Re: accessing a library
"Carmen Sei" wrote:
And header files are not about inheritance. They simply declare
existence of other items so the compiler will know their type.
if main.cpp make use of the all 4 header files, should I include
header files again in main.cpp to remind others that it has used
objects defined in those 4 header files?
It depends on the design of a project. Although Scott is right
that header files are not about inheritance, there is some
hierarchy (which is not enforced by the language in any way, this
I don't know how exactly Java compiler parses the "import"
directive, but C++ compiler is very straightforward about
All strings in a .CPP source file that start at the beginning of a
line with symbol '#' are preprocessor directives.
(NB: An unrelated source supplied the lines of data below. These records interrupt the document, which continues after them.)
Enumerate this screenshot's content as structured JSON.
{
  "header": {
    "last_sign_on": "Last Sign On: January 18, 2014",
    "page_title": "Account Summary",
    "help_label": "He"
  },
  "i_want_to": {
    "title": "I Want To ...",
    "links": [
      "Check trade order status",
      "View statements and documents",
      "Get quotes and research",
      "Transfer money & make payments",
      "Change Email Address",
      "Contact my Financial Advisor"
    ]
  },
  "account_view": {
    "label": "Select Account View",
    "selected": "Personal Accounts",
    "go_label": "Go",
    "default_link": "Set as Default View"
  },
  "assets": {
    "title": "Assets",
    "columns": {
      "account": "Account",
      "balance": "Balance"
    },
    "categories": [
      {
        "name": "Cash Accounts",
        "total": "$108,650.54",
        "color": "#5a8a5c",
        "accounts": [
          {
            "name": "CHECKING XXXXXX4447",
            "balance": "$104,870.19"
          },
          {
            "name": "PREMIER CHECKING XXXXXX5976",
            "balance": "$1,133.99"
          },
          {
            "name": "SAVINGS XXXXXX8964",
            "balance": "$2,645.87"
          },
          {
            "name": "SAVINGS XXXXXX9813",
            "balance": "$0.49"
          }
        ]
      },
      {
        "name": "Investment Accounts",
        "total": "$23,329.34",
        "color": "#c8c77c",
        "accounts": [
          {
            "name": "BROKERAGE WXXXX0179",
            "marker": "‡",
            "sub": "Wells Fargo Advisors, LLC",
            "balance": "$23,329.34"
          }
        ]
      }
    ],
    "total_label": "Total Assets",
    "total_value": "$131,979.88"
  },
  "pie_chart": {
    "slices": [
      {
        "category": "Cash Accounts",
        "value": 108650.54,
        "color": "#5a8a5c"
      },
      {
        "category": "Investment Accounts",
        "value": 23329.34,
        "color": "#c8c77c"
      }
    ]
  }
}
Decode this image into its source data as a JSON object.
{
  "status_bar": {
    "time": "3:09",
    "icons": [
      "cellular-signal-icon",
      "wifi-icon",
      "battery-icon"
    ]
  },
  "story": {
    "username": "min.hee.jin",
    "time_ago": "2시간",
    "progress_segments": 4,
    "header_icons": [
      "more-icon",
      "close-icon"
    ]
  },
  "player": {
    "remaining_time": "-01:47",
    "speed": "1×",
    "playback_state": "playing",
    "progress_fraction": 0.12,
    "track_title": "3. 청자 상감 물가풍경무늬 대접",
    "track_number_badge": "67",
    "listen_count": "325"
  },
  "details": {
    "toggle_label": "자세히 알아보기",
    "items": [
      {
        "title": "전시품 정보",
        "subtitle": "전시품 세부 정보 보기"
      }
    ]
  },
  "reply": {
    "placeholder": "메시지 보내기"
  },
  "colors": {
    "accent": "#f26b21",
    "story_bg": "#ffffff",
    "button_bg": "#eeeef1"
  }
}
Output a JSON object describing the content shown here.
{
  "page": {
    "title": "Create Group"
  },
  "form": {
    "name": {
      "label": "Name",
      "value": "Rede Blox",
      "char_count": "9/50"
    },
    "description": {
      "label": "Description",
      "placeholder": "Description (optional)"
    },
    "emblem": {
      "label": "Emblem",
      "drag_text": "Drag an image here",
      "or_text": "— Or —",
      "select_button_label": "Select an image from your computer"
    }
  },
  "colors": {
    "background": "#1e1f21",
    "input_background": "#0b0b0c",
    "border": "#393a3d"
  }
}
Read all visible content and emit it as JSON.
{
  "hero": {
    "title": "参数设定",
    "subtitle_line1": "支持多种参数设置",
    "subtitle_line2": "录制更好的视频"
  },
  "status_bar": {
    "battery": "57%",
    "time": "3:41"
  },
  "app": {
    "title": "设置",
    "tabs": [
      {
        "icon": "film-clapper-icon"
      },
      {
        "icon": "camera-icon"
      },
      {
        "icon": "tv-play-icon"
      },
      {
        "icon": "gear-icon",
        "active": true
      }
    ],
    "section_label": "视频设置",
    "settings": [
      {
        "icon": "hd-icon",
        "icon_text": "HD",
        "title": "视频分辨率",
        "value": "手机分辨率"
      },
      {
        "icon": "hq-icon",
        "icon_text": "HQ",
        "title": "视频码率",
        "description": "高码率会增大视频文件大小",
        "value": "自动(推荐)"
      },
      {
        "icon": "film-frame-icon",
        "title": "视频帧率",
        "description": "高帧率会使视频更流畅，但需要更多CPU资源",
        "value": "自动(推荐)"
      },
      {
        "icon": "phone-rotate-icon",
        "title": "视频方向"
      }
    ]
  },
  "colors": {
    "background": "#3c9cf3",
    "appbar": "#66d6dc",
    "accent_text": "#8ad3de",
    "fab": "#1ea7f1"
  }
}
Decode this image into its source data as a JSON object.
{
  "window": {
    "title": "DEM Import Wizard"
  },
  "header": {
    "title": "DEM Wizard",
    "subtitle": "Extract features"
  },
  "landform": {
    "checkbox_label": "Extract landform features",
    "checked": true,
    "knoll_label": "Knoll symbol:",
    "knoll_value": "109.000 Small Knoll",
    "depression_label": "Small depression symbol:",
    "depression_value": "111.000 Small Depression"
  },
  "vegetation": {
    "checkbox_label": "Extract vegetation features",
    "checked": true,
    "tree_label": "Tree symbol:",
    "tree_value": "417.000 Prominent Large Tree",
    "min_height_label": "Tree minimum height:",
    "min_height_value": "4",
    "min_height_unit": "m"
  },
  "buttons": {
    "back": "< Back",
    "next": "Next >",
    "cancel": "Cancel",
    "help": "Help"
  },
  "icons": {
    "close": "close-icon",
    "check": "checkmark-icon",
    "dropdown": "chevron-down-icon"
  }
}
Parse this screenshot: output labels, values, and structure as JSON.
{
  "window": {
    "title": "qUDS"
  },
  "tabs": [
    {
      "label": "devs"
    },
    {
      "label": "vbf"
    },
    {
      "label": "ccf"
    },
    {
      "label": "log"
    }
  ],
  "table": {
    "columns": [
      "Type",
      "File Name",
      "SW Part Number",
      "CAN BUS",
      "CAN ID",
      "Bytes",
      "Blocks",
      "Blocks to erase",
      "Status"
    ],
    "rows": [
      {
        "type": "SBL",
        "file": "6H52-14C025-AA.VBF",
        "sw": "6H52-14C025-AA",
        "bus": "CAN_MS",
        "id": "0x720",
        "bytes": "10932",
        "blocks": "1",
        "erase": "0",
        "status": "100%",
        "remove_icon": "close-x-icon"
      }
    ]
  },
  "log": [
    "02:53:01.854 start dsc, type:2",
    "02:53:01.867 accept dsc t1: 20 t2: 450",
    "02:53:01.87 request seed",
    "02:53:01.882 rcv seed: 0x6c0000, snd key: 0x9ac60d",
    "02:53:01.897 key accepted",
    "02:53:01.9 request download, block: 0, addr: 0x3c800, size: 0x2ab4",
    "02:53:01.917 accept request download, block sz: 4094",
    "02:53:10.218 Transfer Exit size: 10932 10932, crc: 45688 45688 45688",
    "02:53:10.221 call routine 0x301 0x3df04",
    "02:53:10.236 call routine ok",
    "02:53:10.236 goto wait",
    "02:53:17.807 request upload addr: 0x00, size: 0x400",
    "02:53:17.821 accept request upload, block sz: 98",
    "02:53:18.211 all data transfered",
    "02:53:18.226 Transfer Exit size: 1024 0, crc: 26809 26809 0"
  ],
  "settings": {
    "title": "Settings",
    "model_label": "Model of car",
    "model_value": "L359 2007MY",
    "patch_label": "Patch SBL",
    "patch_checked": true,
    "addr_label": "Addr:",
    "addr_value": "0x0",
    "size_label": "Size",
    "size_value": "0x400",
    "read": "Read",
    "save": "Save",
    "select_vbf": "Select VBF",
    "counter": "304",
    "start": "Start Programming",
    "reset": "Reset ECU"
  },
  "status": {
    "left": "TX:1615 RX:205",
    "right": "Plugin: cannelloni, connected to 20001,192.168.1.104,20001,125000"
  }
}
Long time ago
there were two distinct tools: preprocessor and compiler. Nowadays
the compiler does the job of a preprocessor as well, however
logical distinction still persists.
So, before .CPP file is compiled all preprocessor directives
executed, i.e. entire content of a file specified in #include
directive is inserted into .CPP file, all macros in the code are
expanded etc. As a result of this operation you get one big file
called "translation unit". This resulting translation unit is what
actually goes to the compiler.
Although it's not important for the compiler how header files end
up in a final translation unit, you, as a project designer, should
carefully think out project's code organization. Otherwise include
chain becomes all messed up an hard to manage. This is very common
problem of big projects, especially when several developers work
on the same project.